From the list of questions Google provided, I’d like to propose 3 cheap solutions that could help get you back in Google’s favor.
1. Would you be comfortable giving your credit card information to this site?
I think it is a little ridiculous of Google to even consider this as something to base rankings on, but I won’t get very far arguing with them (I’ll leave that to Aaron Wall).
The question is, what could we possibly do to have Google think the answer for this is ‘yes’ for our website? Remember, they are doing this via algorithm, so it’d be pretty hard for them to analyze our design or look for other superficial indicators of trust.
However, there are ‘tangible’ items that they can check for to indicate trust, and what makes the most sense to me is for Google to check for the ‘Verisign Verified’ seal. It’d be pretty easy for Google to look for this, and if it is there, the website gets the box checked on this question. At ~$19/month, its a minimal investment if your website was previously making a great deal of money but took a big Panda hit.
2. Does this article have spelling, stylistic, or factual errors?
This question does have merit, but I really doubt Google’s sophistication to check for deep stylistic and grammar errors. While the built-in Microsoft Word grammar check is ok and probably on par with what Google would be able to do (my speculation), Apple’s built in grammar check is atrocious.

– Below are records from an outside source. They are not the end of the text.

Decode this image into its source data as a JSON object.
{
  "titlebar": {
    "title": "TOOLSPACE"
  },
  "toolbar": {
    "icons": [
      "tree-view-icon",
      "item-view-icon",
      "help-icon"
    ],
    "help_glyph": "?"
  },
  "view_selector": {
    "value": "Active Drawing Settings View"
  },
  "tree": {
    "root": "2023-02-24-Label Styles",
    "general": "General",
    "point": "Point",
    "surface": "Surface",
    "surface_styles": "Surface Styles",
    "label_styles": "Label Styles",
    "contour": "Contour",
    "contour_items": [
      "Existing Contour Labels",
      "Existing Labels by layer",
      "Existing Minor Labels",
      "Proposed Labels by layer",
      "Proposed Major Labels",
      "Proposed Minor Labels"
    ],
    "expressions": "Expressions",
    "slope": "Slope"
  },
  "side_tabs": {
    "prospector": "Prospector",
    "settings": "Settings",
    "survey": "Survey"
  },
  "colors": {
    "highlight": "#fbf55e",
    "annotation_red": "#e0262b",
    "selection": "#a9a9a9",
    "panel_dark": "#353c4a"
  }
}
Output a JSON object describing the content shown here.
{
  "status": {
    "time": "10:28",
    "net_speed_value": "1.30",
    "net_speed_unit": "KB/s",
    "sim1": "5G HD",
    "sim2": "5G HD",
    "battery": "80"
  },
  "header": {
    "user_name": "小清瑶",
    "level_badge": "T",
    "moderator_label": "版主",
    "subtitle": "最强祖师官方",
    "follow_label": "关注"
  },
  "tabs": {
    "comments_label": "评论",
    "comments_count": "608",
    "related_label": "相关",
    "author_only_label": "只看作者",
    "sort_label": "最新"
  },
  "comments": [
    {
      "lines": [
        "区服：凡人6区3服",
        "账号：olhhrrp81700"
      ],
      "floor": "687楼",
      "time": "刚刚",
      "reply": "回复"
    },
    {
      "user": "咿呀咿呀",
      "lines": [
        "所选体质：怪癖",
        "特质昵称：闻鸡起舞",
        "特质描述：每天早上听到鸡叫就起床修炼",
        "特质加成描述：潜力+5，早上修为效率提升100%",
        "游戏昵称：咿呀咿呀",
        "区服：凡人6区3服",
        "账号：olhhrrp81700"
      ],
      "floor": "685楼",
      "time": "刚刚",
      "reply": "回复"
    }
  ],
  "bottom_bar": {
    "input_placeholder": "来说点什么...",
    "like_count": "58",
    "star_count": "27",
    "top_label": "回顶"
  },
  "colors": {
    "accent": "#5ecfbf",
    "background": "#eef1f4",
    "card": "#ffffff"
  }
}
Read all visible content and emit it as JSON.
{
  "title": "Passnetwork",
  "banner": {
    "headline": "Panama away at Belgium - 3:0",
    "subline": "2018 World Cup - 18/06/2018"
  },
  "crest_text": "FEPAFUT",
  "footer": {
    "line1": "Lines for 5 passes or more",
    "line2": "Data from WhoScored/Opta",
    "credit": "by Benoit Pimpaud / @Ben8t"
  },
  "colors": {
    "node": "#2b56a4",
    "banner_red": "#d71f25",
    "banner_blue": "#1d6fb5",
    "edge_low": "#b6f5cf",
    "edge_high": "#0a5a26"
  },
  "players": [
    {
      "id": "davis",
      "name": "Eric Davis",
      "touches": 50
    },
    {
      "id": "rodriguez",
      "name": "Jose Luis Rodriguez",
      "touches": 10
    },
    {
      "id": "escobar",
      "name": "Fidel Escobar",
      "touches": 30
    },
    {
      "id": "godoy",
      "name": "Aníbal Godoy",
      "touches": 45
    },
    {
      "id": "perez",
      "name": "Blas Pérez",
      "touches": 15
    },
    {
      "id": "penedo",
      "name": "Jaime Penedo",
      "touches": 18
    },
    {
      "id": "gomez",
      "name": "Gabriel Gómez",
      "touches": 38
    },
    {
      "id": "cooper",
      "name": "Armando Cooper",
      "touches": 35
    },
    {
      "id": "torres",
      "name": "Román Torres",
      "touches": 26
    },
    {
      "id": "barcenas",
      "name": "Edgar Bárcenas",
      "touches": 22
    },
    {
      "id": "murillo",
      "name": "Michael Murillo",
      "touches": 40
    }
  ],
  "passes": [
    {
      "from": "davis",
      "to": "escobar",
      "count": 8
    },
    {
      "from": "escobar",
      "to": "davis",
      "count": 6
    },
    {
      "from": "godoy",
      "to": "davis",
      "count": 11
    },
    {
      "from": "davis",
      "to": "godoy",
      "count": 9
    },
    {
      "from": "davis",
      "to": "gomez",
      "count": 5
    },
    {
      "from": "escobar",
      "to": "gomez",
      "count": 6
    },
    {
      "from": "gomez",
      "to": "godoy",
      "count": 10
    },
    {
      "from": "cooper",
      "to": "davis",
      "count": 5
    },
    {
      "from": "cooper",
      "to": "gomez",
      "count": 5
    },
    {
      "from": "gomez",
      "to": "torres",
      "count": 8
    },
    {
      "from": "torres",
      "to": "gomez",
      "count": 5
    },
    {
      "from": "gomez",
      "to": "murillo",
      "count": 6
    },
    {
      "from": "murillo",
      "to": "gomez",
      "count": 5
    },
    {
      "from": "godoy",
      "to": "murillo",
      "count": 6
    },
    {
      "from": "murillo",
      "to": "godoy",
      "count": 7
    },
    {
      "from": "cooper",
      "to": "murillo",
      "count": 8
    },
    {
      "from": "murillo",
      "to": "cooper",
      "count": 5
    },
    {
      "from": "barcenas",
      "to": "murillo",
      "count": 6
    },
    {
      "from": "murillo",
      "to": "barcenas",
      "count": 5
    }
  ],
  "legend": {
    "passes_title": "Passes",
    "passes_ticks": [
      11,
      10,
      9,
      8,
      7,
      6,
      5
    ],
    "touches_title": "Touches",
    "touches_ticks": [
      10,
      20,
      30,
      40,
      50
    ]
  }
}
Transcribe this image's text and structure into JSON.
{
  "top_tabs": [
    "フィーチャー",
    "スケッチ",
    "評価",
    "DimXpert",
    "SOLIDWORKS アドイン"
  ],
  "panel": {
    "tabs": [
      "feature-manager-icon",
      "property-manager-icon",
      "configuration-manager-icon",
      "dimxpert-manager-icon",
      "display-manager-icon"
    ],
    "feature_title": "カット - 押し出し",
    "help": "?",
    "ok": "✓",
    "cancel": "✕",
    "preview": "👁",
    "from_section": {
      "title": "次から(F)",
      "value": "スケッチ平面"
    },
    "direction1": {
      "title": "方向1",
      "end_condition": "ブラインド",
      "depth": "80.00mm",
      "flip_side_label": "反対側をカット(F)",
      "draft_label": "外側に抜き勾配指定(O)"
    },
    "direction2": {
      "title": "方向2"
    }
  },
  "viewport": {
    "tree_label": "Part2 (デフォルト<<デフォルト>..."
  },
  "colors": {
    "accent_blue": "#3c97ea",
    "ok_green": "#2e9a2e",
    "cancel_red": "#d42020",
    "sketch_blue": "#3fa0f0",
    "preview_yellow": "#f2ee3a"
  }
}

Rather than rely on these built-in tools, my preference of late has become a very comprehensive ‘cloud’ grammar check tool called Grammarly. This tool grades the grammar of an article, performs comprehensive content reviews, and offers rich suggestions for improving the quality of an article. At around $10/month, it is well worth the investment and I’m pretty confident it’s much more comprehensive in reviewing content than Google could ever be (because grammar isn’t the space Google operates in full-time).
3. Is this the sort of page you’d want to bookmark, share with a friend, or recommend?
The recent ranking correlation data gathered and analyzed by SEOmoz is nothing short of shocking. Of all of the metrics they track, Facebook Shares (not ‘Likes’) have the highest correlation to rankings. Google’s question on ‘sharing’ here, plus this corellation data, leads me to believe that Facebook and other social shares could be a critical signal in the Panda algorithm. There are hundreds of tools to help in this space, but I’d like to point out a few of my favorites… and the best part is, these are free!
- ShareThis – Put this button at the end of your article. It’ll give people an opportunity to easily share your content across a number of social and bookmarking sites.
- fbShare.me – Facebook is making it more difficult to do ‘sharing’ and instead favors their ‘Like’ button. Sharing on Facebook means that it can show up in another users ‘Top News’, whereas just ‘Liking’ a piece of content will not show up in one of your friend’s ‘Top News’. This handy little widget does all of the work for you to get ‘Share’ on your site.
In addition to these two tools, increasing your overall engagement in social media will ensure that your content constantly stays in people’s various social streams.
So there you have it, 3 tools that can help you beat the Panda update. Matt Cutts has indicated that the Panda algorithm is not run daily, so it could take some time to bounce back after implementing all of the various changes being suggested.
This is one of the most sweeping updates Google has performed, and sites caught in the cross-fire can expect numerous tweaks and adjustments by Google as time goes by. By focusing on what Google is saying publicly about the update, we can attempt to make educated guesses on how to satisfy the various pieces of the algorithm.
Learn more about Brian Patterson and his ORM work here.